Five years ago, Kelly Brady was an active 35-year-old. She ran half marathons and played recreational sports and varsity field hockey at university where, while studying biology, her minors included kinesiology and nutrition.
If ever there was an ambassador for good health, she was it.
Her only hint of a health problem at that time was the occasional chest pain on heavy exertion.
Brady, now a high school biology teacher, decided to undergo tests. They revealed her heart was fine.
But a year later while undergoing blood tests for another matter, doctors noticed her cholesterol levels were far too high – particularly for an active young woman. And she was still experiencing some chest pain.
More diagnostics followed.
Tests showed severely blocked coronary arteries
This time, a cardiac CT scan in March 2018 revealed her coronary arteries were 90 per cent blocked.

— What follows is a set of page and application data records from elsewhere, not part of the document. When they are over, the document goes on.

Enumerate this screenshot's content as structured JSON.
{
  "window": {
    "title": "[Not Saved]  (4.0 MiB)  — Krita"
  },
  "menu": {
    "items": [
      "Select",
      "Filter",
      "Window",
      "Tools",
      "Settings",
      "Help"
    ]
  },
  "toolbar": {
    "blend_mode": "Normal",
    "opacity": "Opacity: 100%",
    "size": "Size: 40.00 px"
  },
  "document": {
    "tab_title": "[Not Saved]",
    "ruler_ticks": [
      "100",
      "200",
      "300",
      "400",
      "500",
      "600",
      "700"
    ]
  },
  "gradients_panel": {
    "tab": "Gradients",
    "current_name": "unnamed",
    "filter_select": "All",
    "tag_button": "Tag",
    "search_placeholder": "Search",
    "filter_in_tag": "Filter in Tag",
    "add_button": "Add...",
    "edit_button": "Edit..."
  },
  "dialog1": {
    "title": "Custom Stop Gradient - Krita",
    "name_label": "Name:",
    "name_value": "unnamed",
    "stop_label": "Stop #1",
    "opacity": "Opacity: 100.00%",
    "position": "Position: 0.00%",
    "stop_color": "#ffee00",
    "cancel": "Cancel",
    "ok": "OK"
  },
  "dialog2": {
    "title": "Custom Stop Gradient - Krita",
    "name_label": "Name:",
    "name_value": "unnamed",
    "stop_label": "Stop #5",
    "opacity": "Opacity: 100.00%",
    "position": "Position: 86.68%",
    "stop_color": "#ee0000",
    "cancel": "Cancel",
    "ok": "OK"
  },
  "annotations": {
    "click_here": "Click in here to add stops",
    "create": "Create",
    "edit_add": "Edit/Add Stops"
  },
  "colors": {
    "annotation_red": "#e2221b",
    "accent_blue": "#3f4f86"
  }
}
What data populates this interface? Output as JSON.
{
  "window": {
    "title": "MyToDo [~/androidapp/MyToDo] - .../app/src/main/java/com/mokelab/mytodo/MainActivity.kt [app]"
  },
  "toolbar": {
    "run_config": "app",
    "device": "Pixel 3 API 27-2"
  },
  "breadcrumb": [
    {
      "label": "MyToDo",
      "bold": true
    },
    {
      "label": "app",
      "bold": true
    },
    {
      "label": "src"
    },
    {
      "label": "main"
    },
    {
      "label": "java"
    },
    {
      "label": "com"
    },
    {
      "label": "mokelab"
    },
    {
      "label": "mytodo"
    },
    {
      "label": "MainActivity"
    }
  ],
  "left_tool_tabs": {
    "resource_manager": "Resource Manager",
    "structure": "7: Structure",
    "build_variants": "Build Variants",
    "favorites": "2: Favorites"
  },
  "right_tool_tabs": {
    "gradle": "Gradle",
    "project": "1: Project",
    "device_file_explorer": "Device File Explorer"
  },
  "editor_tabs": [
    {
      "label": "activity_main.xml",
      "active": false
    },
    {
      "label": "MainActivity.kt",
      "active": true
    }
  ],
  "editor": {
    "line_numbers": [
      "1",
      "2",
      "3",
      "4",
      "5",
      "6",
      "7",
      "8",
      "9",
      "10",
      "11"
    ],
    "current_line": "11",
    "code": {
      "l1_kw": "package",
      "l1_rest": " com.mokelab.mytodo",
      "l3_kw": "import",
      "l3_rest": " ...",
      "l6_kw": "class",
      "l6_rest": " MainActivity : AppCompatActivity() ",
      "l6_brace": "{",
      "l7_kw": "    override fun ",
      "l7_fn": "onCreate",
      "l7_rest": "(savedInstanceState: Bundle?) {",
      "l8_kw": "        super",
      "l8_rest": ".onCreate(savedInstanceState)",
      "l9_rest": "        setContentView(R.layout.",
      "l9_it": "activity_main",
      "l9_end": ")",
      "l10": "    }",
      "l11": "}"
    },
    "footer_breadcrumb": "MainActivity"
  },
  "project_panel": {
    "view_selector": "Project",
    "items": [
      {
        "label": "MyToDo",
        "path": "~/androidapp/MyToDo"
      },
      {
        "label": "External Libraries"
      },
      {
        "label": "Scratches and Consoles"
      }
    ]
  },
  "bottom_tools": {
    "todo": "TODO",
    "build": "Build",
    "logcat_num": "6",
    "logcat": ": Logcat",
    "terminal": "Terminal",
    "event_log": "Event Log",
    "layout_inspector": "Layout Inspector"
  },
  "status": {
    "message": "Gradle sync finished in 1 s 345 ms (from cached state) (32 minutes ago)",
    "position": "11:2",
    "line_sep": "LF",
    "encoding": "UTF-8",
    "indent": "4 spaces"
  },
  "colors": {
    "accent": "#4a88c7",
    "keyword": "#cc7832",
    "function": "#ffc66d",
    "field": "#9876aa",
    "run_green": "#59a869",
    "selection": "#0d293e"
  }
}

This surprised her doctors, who ordered an angiogram to give a better picture. The test again showed how severely blocked her arteries were and they decided on surgery.
Shortly after, in June 2018, Brady underwent a quadruple bypass and is now on cholesterol-lowering statin medications for life.
What was causing all of this in a young, otherwise healthy person?
It turns out that Brady had a genetic high cholesterol condition called familial hypercholesterolemia, or FH.
Dr. Liam Brunham, who is with St. Paul’s Hospital’s Health Heart Program Prevention Clinic, says it’s the most common genetic disease in the world, affecting one in every 250 people. Yet it’s about 90-per-cent under-diagnosed.Sports Shoes | Nike